### Exercise prompt
Retype each record below word for word, pictures excluded.

### Provided records
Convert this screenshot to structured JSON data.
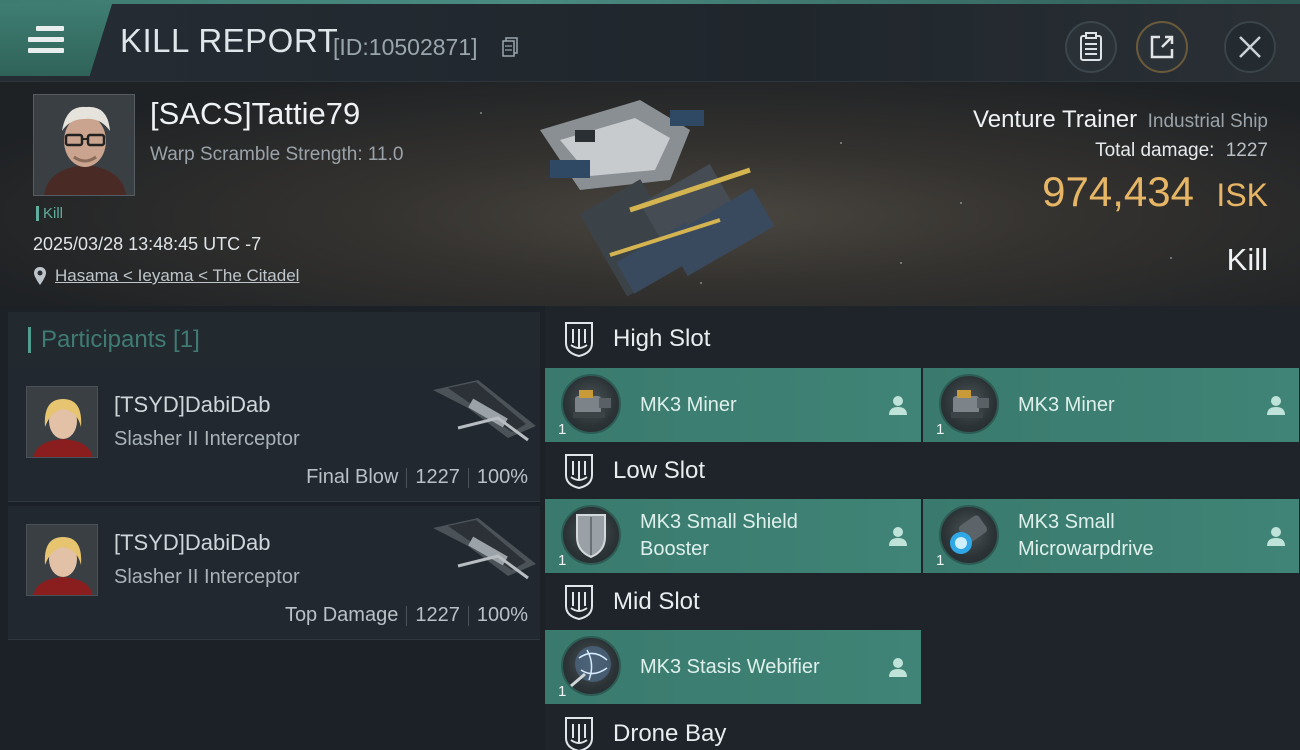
{
  "header": {
    "title": "KILL REPORT",
    "report_id": "[ID:10502871]"
  },
  "victim": {
    "pilot_name": "[SACS]Tattie79",
    "warp_scramble": "Warp Scramble Strength: 11.0",
    "kill_tag": "Kill",
    "datetime": "2025/03/28 13:48:45 UTC -7",
    "location": "Hasama < Ieyama < The Citadel",
    "ship_name": "Venture Trainer",
    "ship_class": "Industrial Ship",
    "total_damage_label": "Total damage:",
    "total_damage_value": "1227",
    "isk_value": "974,434",
    "isk_unit": "ISK",
    "result": "Kill"
  },
  "participants": {
    "heading": "Participants [1]",
    "rows": [
      {
        "name": "[TSYD]DabiDab",
        "ship": "Slasher II Interceptor",
        "role": "Final Blow",
        "damage": "1227",
        "percent": "100%"
      },
      {
        "name": "[TSYD]DabiDab",
        "ship": "Slasher II Interceptor",
        "role": "Top Damage",
        "damage": "1227",
        "percent": "100%"
      }
    ]
  },
  "slots": {
    "high": {
      "label": "High Slot",
      "modules": [
        {
          "name": "MK3 Miner",
          "qty": "1"
        },
        {
          "name": "MK3 Miner",
          "qty": "1"
        }
      ]
    },
    "low": {
      "label": "Low Slot",
      "modules": [
        {
          "name": "MK3 Small Shield Booster",
          "qty": "1"
        },
        {
          "name": "MK3 Small Microwarpdrive",
          "qty": "1"
        }
      ]
    },
    "mid": {
      "label": "Mid Slot",
      "modules": [
        {
          "name": "MK3 Stasis Webifier",
          "qty": "1"
        }
      ]
    },
    "drone": {
      "label": "Drone Bay"
    }
  },
  "colors": {
    "accent_teal": "#3f8476",
    "isk_gold": "#e6b565"
  }
}
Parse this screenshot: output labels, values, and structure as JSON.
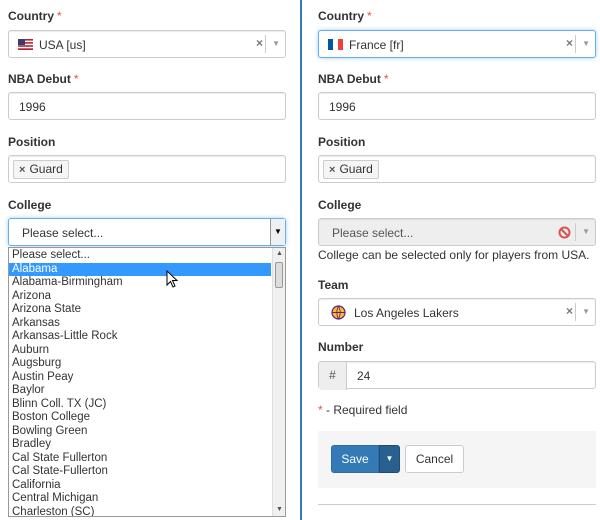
{
  "left": {
    "country": {
      "label": "Country",
      "required": "*",
      "value": "USA [us]",
      "clear": "×"
    },
    "nba_debut": {
      "label": "NBA Debut",
      "required": "*",
      "value": "1996"
    },
    "position": {
      "label": "Position",
      "tag_remove": "×",
      "tag": "Guard"
    },
    "college": {
      "label": "College",
      "placeholder": "Please select...",
      "options": [
        "Please select...",
        "Alabama",
        "Alabama-Birmingham",
        "Arizona",
        "Arizona State",
        "Arkansas",
        "Arkansas-Little Rock",
        "Auburn",
        "Augsburg",
        "Austin Peay",
        "Baylor",
        "Blinn Coll. TX (JC)",
        "Boston College",
        "Bowling Green",
        "Bradley",
        "Cal State Fullerton",
        "Cal State-Fullerton",
        "California",
        "Central Michigan",
        "Charleston (SC)"
      ],
      "highlighted": "Alabama"
    }
  },
  "right": {
    "country": {
      "label": "Country",
      "required": "*",
      "value": "France [fr]",
      "clear": "×"
    },
    "nba_debut": {
      "label": "NBA Debut",
      "required": "*",
      "value": "1996"
    },
    "position": {
      "label": "Position",
      "tag_remove": "×",
      "tag": "Guard"
    },
    "college": {
      "label": "College",
      "placeholder": "Please select...",
      "help": "College can be selected only for players from USA."
    },
    "team": {
      "label": "Team",
      "value": "Los Angeles Lakers",
      "clear": "×"
    },
    "number": {
      "label": "Number",
      "addon": "#",
      "value": "24"
    },
    "required_note": {
      "star": "*",
      "text": " - Required field"
    },
    "buttons": {
      "save": "Save",
      "cancel": "Cancel"
    }
  },
  "colors": {
    "accent": "#337ab7",
    "required": "#d9534f",
    "highlight": "#3399ff"
  },
  "icons": [
    "us-flag-icon",
    "france-flag-icon",
    "lakers-logo-icon",
    "not-allowed-icon",
    "chevron-down-icon",
    "mouse-cursor-icon"
  ]
}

### Output
Convert this screenshot to structured JSON data.
{
  "header": {
    "title": "KILL REPORT",
    "report_id": "[ID:10502871]"
  },
  "victim": {
    "pilot_name": "[SACS]Tattie79",
    "warp_scramble": "Warp Scramble Strength: 11.0",
    "kill_tag": "Kill",
    "datetime": "2025/03/28 13:48:45 UTC -7",
    "location": "Hasama < Ieyama < The Citadel",
    "ship_name": "Venture Trainer",
    "ship_class": "Industrial Ship",
    "total_damage_label": "Total damage:",
    "total_damage_value": "1227",
    "isk_value": "974,434",
    "isk_unit": "ISK",
    "result": "Kill"
  },
  "participants": {
    "heading": "Participants [1]",
    "rows": [
      {
        "name": "[TSYD]DabiDab",
        "ship": "Slasher II Interceptor",
        "role": "Final Blow",
        "damage": "1227",
        "percent": "100%"
      },
      {
        "name": "[TSYD]DabiDab",
        "ship": "Slasher II Interceptor",
        "role": "Top Damage",
        "damage": "1227",
        "percent": "100%"
      }
    ]
  },
  "slots": {
    "high": {
      "label": "High Slot",
      "modules": [
        {
          "name": "MK3 Miner",
          "qty": "1"
        },
        {
          "name": "MK3 Miner",
          "qty": "1"
        }
      ]
    },
    "low": {
      "label": "Low Slot",
      "modules": [
        {
          "name": "MK3 Small Shield Booster",
          "qty": "1"
        },
        {
          "name": "MK3 Small Microwarpdrive",
          "qty": "1"
        }
      ]
    },
    "mid": {
      "label": "Mid Slot",
      "modules": [
        {
          "name": "MK3 Stasis Webifier",
          "qty": "1"
        }
      ]
    },
    "drone": {
      "label": "Drone Bay"
    }
  },
  "colors": {
    "accent_teal": "#3f8476",
    "isk_gold": "#e6b565"
  }
}
Parse this screenshot: output labels, values, and structure as JSON.
{
  "left": {
    "country": {
      "label": "Country",
      "required": "*",
      "value": "USA [us]",
      "clear": "×"
    },
    "nba_debut": {
      "label": "NBA Debut",
      "required": "*",
      "value": "1996"
    },
    "position": {
      "label": "Position",
      "tag_remove": "×",
      "tag": "Guard"
    },
    "college": {
      "label": "College",
      "placeholder": "Please select...",
      "options": [
        "Please select...",
        "Alabama",
        "Alabama-Birmingham",
        "Arizona",
        "Arizona State",
        "Arkansas",
        "Arkansas-Little Rock",
        "Auburn",
        "Augsburg",
        "Austin Peay",
        "Baylor",
        "Blinn Coll. TX (JC)",
        "Boston College",
        "Bowling Green",
        "Bradley",
        "Cal State Fullerton",
        "Cal State-Fullerton",
        "California",
        "Central Michigan",
        "Charleston (SC)"
      ],
      "highlighted": "Alabama"
    }
  },
  "right": {
    "country": {
      "label": "Country",
      "required": "*",
      "value": "France [fr]",
      "clear": "×"
    },
    "nba_debut": {
      "label": "NBA Debut",
      "required": "*",
      "value": "1996"
    },
    "position": {
      "label": "Position",
      "tag_remove": "×",
      "tag": "Guard"
    },
    "college": {
      "label": "College",
      "placeholder": "Please select...",
      "help": "College can be selected only for players from USA."
    },
    "team": {
      "label": "Team",
      "value": "Los Angeles Lakers",
      "clear": "×"
    },
    "number": {
      "label": "Number",
      "addon": "#",
      "value": "24"
    },
    "required_note": {
      "star": "*",
      "text": " - Required field"
    },
    "buttons": {
      "save": "Save",
      "cancel": "Cancel"
    }
  },
  "colors": {
    "accent": "#337ab7",
    "required": "#d9534f",
    "highlight": "#3399ff"
  },
  "icons": [
    "us-flag-icon",
    "france-flag-icon",
    "lakers-logo-icon",
    "not-allowed-icon",
    "chevron-down-icon",
    "mouse-cursor-icon"
  ]
}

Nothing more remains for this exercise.